Jan Wilberg, blogging at Red’s Wrap, wrote a beautiful post recently in which she imagines traveling back in time and meeting her parents before they became her parents. She then performs a sort of time travel by reflecting on a few photos of her father taken when he was a young man. In response to the picture of him that I’ve reproduced below, she wrote:
“When I knew him, my father didn’t turn his collar up like he has it in this picture. By the time I showed up, he had left his debonair self on the dresser forever; I never knew it was there until I saw this picture a few years after he died. I’ll tell you, seeing the photos explained a lot to me about why my mother fell for him and why her family was so wary. Right around this time, he was playing his horn in dance bands to make extra money. Can’t you see him in a dance hall, the ladies all over him? I sure can.”
She goes on to muse about the benefits of knowing who our parents were back then:
“It could change so much about our relationships with our parents if we could have even a sliver of a clue about the people they were before they were in charge, when they had only themselves to worry about, when they thought they could do anything.”

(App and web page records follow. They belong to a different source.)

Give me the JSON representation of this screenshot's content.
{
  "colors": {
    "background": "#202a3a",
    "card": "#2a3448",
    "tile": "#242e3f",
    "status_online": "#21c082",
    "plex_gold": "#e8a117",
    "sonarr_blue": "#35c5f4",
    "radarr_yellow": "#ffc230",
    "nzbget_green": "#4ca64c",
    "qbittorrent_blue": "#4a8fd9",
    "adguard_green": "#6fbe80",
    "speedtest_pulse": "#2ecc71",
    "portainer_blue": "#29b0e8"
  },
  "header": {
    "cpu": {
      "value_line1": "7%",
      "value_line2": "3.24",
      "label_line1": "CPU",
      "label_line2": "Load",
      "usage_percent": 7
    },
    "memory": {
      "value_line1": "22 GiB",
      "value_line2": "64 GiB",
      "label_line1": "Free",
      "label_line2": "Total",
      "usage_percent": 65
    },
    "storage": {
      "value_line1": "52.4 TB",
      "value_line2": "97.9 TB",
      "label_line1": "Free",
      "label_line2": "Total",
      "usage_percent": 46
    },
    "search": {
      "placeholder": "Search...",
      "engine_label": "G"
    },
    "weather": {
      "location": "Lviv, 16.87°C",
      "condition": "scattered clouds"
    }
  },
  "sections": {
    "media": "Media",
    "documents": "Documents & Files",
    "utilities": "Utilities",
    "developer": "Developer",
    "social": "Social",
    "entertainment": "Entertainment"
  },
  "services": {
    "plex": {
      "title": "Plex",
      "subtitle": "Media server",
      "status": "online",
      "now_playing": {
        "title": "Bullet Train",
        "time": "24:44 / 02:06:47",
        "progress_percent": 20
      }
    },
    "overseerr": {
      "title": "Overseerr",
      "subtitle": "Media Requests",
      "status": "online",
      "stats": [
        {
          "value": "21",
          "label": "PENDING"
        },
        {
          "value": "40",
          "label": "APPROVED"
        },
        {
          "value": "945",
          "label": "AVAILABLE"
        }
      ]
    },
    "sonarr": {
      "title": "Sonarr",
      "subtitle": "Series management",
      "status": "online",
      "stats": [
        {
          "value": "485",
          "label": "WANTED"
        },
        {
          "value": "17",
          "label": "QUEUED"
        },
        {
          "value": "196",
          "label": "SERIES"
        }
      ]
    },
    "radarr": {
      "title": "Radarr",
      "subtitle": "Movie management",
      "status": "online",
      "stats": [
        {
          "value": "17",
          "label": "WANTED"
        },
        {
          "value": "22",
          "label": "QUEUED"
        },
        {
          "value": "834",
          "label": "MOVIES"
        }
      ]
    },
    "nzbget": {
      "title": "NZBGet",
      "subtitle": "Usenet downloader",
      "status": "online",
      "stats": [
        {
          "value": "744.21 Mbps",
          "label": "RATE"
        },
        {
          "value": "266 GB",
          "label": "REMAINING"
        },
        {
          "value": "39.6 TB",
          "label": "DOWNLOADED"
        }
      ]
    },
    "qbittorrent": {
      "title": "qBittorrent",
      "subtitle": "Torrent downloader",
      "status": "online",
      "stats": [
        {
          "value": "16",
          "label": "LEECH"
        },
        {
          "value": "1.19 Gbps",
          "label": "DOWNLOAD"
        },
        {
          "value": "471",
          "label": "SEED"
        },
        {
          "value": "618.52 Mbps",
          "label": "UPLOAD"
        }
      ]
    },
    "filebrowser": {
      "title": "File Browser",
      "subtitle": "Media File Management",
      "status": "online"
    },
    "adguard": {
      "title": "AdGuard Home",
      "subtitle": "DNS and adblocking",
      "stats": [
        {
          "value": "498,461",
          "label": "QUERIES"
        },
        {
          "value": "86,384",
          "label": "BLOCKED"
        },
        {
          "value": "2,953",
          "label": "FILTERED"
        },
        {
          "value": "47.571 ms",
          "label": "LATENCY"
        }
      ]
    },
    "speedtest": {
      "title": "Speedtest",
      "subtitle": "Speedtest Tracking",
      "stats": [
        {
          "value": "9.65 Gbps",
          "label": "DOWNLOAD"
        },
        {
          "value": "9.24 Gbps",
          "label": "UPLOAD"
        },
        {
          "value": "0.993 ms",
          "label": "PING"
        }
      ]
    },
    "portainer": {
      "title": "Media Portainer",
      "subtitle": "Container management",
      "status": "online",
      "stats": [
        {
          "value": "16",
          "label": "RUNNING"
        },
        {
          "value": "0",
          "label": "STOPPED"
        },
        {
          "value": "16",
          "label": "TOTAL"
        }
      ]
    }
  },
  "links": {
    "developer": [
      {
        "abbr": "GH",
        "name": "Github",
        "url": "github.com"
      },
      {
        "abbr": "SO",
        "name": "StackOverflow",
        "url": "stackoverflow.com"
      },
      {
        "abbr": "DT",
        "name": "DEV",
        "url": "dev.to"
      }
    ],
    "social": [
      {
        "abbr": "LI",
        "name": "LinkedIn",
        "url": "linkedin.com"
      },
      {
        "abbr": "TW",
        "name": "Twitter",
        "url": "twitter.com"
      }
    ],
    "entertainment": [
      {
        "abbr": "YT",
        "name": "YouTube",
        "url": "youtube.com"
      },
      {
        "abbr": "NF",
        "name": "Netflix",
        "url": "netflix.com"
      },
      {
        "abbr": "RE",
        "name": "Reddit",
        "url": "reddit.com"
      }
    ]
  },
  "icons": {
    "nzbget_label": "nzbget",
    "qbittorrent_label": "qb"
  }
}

Such travel back to know our parents before they donned the respectable yet confining roles of family patriarchs and matriarchs is a way of freeing them. It grants them independence, something I’ve previously suggested is necessary if we are to attain our own independence from them. That young supply sergeant coming home from the war, taking a few business college courses so that he could get a job and have the wherewithal to marry his high school sweetheart; or that woman barely out of her teens who had sent him letters and waited eagerly for his return—do I need to concern myself with gaining their approval for how I conduct my life, or judging what they did with theirs? Thankfully, no; nor do I need to have such concerns towards the elders they became.